» **YOUR GOAL**: Report how many lines below contain the word "data", giving the number and no other words.

» **MATERIAL PROVIDED**:

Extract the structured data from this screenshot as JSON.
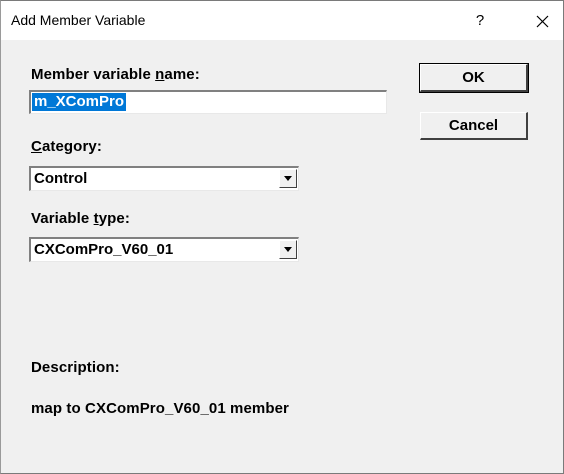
{
  "window": {
    "title": "Add Member Variable",
    "help_glyph": "?",
    "close_icon": "close-icon"
  },
  "form": {
    "name_label_pre": "Member variable ",
    "name_label_underlined": "n",
    "name_label_post": "ame:",
    "name_value": "m_XComPro",
    "category_label_underlined": "C",
    "category_label_post": "ategory:",
    "category_value": "Control",
    "vartype_label_pre": "Variable ",
    "vartype_label_underlined": "t",
    "vartype_label_post": "ype:",
    "vartype_value": "CXComPro_V60_01",
    "description_label": "Description:",
    "description_text": "map to CXComPro_V60_01 member"
  },
  "buttons": {
    "ok_label": "OK",
    "cancel_label": "Cancel"
  }
}
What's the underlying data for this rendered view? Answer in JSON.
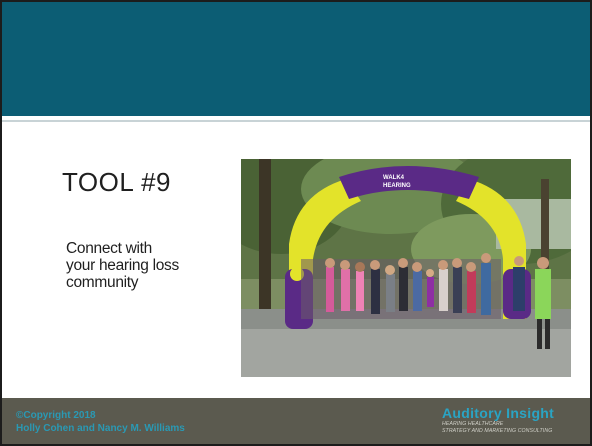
{
  "slide": {
    "title": "TOOL #9",
    "body_lines": [
      "Connect with",
      "your hearing loss",
      "community"
    ],
    "photo": {
      "description_icon": "photo-icon",
      "arch_banner_text_line1": "WALK4",
      "arch_banner_text_line2": "HEARING"
    }
  },
  "footer": {
    "copyright_line1": "©Copyright 2018",
    "copyright_line2": "Holly Cohen and Nancy M. Williams",
    "brand_name": "Auditory Insight",
    "brand_tag_line1": "HEARING HEALTHCARE",
    "brand_tag_line2": "STRATEGY AND MARKETING CONSULTING"
  },
  "colors": {
    "header": "#0c5d74",
    "footer": "#5b5a4f",
    "accent": "#2aa4c4",
    "arch_yellow": "#e3e32a",
    "arch_purple": "#5a2a86"
  }
}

» **SOLUTION TO THIS EXERCISE**: 2